The top two tight ends leading up to the 2013 NFL draft were Zach Ertz and Tyler Eifert. They were compared with each other during the pre-draft hoopla, and Ertz said half the teams preferred Eifert and half the teams preferred him.
"Going through the whole process, people were pitting it as me and him," Ertz said. "At the time, you think it's the most important thing to get drafted first. . . .I was drafted where I wanted to be, where I needed to be."
Eifert went first when the Cincinnati Bengals selected him No. 21 in the first round. Ertz waited until the second day, when the Eagles drafted him with the third pick of the second round. They were the first two tight ends in one of the best classes at the position in recent memory - Washington's Jordan Reed and Kansas City's Travis Kelce also went that year.
On Sunday, Ertz and Eifert will play against each other for the first time in the NFL. Ertz has had a more productive career than Eifert, who has been slowed by injuries. Ertz's four years include 207 catches for 2,397 yards and 10 touchdowns in 56 career games. Eifert's totaled 115 catches for 1,409 yards and 17 touchdowns in 34 games. But the touchdowns are where Eifert has the edge, and his 13-touchdown campaign in 2015 is the reason why he's reached a Pro Bowl and Ertz has not.
Fourteen of Eifert's 17 touchdowns have come in the red zone. When Ertz discussed Eifert this week, the red zone effectiveness was part of his praise. But he also mentioned the way Eifert is used in the red zone, and it doesn't take a decoder to read between those lines. Ertz has only been targeted for passes three times in the red zone this season. He's caught one of those passes for a touchdown.
"It's not a matter of not making the most of my opportunities," Ertz said. "You can look at my numbers and say they're disappointing. I think I should be used in the red zone more, but I'm not going to second guess the coaches. I'm not going to second-guess Carson [Wentz]. They've got reads to do, they've got decisions to make. When the ball's in the air, I think I can make the play. And I want to make the play for the team."
Ertz, who signed a five-year, $42.5 million contract extension during the offseason, has not had the standout year expected when he inked his contract. He has only 38 catches for 373 yards and one score this season, and he's not likely to match last season's marks of 75 catches for 853 yards. But the dip is also due to circumstance, because Ertz has caught a career-best 73.1 percent of the passes thrown in his direction this season.
He missed two games because of a displaced rib and had a quiet October, catching only nine passes for 92 yards in four games.
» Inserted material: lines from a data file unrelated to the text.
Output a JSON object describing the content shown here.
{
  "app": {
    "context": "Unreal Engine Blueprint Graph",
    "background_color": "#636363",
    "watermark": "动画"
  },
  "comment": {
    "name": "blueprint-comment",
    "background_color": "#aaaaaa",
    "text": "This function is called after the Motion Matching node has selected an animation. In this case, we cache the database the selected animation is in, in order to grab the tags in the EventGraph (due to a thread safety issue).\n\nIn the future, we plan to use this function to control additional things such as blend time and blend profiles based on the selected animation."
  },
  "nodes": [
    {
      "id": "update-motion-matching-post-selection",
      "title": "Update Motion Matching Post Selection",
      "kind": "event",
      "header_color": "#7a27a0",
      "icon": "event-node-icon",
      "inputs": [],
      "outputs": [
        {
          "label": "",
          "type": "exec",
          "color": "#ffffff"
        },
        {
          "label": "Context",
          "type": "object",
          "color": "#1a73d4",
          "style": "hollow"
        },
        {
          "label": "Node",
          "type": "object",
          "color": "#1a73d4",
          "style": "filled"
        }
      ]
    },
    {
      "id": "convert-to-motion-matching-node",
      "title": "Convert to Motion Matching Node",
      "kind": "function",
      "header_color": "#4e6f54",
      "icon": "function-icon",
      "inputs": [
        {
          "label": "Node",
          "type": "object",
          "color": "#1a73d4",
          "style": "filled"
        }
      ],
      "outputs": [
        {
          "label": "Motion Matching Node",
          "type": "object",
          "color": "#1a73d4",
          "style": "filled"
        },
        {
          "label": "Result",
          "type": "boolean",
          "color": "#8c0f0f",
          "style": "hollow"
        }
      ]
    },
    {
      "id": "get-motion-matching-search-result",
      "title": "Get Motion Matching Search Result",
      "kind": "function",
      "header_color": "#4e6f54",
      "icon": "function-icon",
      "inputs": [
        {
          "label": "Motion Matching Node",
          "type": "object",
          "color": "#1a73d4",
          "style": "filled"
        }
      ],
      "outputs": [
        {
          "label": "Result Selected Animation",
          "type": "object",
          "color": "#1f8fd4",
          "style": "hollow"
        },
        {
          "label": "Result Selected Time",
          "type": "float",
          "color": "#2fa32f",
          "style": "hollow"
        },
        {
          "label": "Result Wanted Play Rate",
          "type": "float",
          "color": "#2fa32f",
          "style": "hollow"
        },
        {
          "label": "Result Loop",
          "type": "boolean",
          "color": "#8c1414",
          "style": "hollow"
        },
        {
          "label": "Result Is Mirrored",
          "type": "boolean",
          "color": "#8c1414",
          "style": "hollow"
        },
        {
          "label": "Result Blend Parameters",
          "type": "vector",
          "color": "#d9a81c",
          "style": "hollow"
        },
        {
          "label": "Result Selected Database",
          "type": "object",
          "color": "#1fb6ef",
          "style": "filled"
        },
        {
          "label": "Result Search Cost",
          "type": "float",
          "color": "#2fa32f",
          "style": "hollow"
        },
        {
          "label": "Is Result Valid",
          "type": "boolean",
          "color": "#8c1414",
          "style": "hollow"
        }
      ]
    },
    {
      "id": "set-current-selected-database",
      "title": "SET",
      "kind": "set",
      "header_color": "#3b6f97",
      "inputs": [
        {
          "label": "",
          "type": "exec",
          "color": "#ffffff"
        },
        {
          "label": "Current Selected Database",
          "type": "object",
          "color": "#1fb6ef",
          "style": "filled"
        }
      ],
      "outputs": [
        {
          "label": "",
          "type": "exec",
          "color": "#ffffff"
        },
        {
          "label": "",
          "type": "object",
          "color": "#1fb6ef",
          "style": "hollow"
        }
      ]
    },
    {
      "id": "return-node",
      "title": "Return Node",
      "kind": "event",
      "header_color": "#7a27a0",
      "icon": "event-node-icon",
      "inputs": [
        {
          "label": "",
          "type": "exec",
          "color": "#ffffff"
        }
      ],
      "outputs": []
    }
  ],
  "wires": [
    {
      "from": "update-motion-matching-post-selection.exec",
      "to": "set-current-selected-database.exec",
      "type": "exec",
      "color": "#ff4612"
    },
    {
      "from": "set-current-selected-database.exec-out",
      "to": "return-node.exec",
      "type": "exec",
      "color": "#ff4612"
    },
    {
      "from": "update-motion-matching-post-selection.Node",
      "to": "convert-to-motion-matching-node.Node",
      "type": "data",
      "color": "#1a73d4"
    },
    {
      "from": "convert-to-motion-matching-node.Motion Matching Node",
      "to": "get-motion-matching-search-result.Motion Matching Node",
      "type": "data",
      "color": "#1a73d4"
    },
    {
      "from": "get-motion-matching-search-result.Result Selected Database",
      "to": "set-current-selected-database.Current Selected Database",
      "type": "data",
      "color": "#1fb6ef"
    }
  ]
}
The production picked up during a scorching November, with 23 catches for 223 yards in four games. He also had a 57-yard touchdown catch called back against Seattle.
"Obviously on the outside looking in, people say it might be a disappointing year," Ertz said. "But from my perspective, I think I've improved each and every week. I can't control where the ball goes each and every play. All I can focus on is getting open. When I watch the film, I think I'm open. I just might not be the first read. I'm doing my job, which is getting open and making plays when the ball is in the air."
The Eagles need Ertz each week, but his role could be more important on Sunday. Top receiver Jordan Matthews is hampered by an ankle injury, and the Bengals have allowed a touchdown to a tight end in three of their last six games. Against the one tight end drafted ahead of him, Ertz has a chance to show his worth.